Using juniper berries.
You can chew a berry, you can make a berry tea, you can make a berry tincture ...
Juniper (Juniperus communis) is a very nice example of how the same part of the same plant gives different medicinal actions depending on how you prepare it.
Chew the berry: the bitters come first. A bitter taste on your tongue will get your saliva and other digestive juices (including bile) going very nicely. Your fat digestion will pick up, too. Don't use juniper berries unless you're going to eat something within half an hour - the digestive effect of chewed berries is so pronounced that your blood sugar takes a dive if you don't eat something within half an hour.
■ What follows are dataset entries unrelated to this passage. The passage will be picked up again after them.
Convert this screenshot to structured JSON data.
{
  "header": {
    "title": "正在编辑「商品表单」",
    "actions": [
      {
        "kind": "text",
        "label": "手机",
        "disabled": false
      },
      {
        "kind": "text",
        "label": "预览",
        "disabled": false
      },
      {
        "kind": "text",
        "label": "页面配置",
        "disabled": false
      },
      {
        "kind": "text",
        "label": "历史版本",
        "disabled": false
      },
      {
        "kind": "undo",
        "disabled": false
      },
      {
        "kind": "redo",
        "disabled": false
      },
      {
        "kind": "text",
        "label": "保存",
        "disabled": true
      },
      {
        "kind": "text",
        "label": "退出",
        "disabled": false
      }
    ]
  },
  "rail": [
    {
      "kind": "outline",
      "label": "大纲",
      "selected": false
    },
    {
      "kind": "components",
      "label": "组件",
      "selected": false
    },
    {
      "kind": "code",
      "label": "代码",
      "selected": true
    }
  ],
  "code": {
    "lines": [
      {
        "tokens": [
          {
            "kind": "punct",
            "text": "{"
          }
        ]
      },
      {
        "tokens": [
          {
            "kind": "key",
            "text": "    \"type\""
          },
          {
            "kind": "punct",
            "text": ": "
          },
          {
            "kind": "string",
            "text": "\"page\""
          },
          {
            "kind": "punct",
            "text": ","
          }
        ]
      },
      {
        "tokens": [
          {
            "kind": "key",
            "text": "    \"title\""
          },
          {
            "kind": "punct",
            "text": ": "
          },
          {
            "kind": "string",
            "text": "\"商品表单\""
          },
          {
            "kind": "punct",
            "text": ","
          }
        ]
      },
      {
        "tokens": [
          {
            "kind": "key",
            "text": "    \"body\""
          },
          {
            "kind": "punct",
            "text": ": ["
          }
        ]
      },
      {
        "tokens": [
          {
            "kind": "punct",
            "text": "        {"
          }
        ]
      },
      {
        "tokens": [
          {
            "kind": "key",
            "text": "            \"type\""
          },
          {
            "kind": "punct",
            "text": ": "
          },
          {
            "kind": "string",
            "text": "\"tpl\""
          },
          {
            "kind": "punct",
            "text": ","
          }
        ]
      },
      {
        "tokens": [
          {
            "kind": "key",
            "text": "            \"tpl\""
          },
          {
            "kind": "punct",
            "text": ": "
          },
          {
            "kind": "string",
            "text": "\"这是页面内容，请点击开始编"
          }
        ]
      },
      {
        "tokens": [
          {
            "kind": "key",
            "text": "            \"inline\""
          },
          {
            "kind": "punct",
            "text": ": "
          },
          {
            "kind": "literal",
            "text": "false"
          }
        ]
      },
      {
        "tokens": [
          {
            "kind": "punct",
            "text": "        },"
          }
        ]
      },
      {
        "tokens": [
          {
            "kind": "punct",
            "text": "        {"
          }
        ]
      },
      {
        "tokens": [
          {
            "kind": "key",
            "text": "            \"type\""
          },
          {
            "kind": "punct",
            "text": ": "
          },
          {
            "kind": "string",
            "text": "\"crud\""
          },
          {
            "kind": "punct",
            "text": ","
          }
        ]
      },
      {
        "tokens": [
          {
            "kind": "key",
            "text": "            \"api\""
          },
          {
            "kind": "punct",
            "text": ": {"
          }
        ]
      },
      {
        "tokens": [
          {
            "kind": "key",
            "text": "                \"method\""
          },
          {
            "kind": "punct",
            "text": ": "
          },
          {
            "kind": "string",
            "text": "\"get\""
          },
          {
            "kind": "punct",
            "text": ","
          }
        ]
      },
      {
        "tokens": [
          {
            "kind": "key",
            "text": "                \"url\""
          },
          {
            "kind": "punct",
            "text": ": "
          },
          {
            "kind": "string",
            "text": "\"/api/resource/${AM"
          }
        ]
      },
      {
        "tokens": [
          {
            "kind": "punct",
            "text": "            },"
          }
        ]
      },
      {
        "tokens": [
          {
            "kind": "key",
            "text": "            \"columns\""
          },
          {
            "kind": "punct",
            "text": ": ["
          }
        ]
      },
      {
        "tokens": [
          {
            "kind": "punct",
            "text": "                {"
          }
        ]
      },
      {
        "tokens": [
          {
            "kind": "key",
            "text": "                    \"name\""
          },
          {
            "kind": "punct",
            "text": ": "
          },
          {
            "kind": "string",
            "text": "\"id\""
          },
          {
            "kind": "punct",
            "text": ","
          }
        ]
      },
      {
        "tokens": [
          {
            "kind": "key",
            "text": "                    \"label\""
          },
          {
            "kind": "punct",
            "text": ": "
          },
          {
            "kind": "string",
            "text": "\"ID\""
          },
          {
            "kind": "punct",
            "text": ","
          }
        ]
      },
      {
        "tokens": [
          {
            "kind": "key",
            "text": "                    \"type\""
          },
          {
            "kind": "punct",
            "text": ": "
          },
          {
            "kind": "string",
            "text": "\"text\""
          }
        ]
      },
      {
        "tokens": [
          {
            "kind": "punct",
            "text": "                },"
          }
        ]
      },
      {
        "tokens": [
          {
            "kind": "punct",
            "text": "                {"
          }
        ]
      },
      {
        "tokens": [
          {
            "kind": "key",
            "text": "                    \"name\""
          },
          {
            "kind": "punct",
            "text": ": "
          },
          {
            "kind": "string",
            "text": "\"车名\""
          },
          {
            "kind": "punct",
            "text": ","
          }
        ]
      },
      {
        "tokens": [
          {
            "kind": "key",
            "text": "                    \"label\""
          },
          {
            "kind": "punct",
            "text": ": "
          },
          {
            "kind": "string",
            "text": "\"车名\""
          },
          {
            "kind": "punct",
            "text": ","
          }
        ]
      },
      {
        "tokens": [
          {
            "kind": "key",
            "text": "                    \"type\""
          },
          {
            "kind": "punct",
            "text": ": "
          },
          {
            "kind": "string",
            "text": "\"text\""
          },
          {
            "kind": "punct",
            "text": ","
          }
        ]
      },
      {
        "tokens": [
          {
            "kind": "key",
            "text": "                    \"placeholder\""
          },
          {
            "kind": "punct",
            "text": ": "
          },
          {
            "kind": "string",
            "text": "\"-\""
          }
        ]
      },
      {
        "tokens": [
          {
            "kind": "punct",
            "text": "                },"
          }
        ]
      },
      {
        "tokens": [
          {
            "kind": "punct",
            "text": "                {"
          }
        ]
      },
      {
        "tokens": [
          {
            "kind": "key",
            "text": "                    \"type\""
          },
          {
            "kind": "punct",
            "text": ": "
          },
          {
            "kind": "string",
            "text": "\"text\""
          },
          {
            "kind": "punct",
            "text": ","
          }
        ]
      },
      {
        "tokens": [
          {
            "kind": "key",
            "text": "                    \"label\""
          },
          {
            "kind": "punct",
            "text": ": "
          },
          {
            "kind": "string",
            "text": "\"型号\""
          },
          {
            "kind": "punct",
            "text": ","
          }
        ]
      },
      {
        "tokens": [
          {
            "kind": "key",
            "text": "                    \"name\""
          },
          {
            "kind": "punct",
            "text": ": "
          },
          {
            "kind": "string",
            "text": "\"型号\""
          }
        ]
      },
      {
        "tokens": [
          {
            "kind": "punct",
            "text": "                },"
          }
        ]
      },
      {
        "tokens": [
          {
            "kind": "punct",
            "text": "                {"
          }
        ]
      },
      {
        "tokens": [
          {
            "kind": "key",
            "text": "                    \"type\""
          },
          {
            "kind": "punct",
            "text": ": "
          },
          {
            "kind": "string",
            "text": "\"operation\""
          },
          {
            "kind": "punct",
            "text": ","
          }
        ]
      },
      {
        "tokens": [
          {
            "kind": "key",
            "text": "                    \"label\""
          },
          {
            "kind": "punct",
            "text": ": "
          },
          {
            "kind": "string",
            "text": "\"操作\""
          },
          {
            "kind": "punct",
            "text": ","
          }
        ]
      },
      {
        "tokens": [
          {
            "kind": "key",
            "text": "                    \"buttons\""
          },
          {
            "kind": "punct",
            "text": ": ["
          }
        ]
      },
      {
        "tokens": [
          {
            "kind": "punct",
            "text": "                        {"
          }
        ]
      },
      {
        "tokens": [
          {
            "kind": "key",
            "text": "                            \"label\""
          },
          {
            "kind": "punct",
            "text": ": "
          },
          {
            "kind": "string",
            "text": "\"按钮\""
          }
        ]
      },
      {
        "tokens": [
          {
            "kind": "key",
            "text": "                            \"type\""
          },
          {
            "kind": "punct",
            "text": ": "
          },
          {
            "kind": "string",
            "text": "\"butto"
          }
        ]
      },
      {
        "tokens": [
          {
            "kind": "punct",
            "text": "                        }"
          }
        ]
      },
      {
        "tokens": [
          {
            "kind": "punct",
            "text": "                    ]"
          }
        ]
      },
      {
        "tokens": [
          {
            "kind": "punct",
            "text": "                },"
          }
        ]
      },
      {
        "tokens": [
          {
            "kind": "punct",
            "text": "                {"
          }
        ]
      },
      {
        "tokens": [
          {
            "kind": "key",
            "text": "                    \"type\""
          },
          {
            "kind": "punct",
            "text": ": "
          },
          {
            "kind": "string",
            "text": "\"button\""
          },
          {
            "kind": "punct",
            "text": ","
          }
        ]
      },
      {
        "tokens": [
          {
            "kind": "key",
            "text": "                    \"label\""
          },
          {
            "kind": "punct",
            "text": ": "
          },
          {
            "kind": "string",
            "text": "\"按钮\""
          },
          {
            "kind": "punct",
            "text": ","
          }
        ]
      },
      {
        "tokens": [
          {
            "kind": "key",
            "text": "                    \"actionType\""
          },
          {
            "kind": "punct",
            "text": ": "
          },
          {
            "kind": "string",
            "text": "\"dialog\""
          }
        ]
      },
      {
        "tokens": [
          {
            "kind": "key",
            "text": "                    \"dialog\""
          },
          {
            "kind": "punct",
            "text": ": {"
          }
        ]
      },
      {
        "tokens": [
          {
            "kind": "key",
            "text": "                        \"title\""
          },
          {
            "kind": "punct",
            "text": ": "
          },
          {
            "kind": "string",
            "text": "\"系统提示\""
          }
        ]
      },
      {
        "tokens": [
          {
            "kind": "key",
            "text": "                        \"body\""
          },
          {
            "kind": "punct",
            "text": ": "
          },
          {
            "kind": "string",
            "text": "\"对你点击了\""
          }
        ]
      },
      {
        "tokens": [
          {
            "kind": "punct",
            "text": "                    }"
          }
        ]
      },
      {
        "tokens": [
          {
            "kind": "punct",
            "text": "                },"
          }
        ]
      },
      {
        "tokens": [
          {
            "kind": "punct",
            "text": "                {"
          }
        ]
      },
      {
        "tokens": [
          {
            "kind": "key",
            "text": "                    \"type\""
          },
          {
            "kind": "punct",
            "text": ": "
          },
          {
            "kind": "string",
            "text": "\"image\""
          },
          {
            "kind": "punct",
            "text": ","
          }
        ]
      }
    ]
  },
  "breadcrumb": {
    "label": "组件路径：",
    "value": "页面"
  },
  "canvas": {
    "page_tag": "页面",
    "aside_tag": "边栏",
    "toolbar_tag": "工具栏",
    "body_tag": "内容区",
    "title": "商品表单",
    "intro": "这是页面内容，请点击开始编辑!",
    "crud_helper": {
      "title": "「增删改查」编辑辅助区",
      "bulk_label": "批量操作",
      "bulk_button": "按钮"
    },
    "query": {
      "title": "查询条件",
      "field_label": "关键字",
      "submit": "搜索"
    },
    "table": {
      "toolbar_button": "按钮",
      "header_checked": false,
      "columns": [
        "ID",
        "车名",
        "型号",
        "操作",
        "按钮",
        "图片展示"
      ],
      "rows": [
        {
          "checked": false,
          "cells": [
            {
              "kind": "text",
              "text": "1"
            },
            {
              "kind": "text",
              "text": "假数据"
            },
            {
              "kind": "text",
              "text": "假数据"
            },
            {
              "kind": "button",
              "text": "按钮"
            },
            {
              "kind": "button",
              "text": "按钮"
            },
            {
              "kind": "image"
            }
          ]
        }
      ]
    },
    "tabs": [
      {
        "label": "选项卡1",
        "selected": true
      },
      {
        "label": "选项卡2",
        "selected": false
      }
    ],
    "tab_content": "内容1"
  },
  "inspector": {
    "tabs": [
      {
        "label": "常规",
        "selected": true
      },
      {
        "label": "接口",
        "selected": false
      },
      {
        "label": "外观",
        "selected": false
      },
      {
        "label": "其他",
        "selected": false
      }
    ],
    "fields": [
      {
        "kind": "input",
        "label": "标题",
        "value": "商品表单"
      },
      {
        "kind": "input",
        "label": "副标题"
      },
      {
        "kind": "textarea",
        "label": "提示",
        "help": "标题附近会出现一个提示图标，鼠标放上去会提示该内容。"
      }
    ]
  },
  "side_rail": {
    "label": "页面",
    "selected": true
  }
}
Make a tea from the berry: the essential oils (EOs) come first, and if you have lung troubles your blood supply to the lungs is enhanced, so the EOs vent over those, killing any viruses and bacteria they find. Good for coughs, in other words. If you don't have lung trouble the EOs give the kidneys a good kick, getting them to work harder (= diuretic action), and move on to the bladder, where they'll again take care of bacteria and viruses.
Tincture the berry: the resins are first, and they aren't as volatile as the oils. This time the effect is primarily on the kidneys, again kicking them into stronger action (= diuretic), then moving on to the bladder, again killing off baddies.
Because juniper berries irritate the kidneys into working harder they're not a good idea.
- if you have or have had a kidney infection (lower kidney capacity)
- if you only have one kidney (it works for two anyway)
- if you're pregnant (your two kidneys work for two).
Sorry, I don't know if the leaf works in the same three-fold way. Nor do I know if you can use the leaf or berry of other junipers. I do know that the leaf contains kidney-irritating resins and essential oils, though.
Every now and then a mindboggling regimen involving juniper berries surfaces. It goes something like "Eat 3 berries today, 6 tomorrow, 9 day after, until you're at 27 berries, then back down until you're back at 0".
What have your kidneys ever done to you to warrant such treatment? If you want to get rid of gunk in your interstitial fluid and lymph go with gentle lymphatics like chickweed, burdock, cleavers and the like instead.
The berries give a taste of game to tame meat. Add a dozen or so berries (and perhaps a green juniper twig or two) to the stewing mix when you cook your steak until tender. This works nicely with lean beef, which you can then serve as moose to unsuspecting foreigners.
It's also nice to make a bed of juniper twigs to put your fresh and freshly gutted wild salmon on, before you bake it in the oven. Put a bit of dill and salt, pepper and lemon juice inside, and add some lemon and salt on top, too. Serve when done. Yum!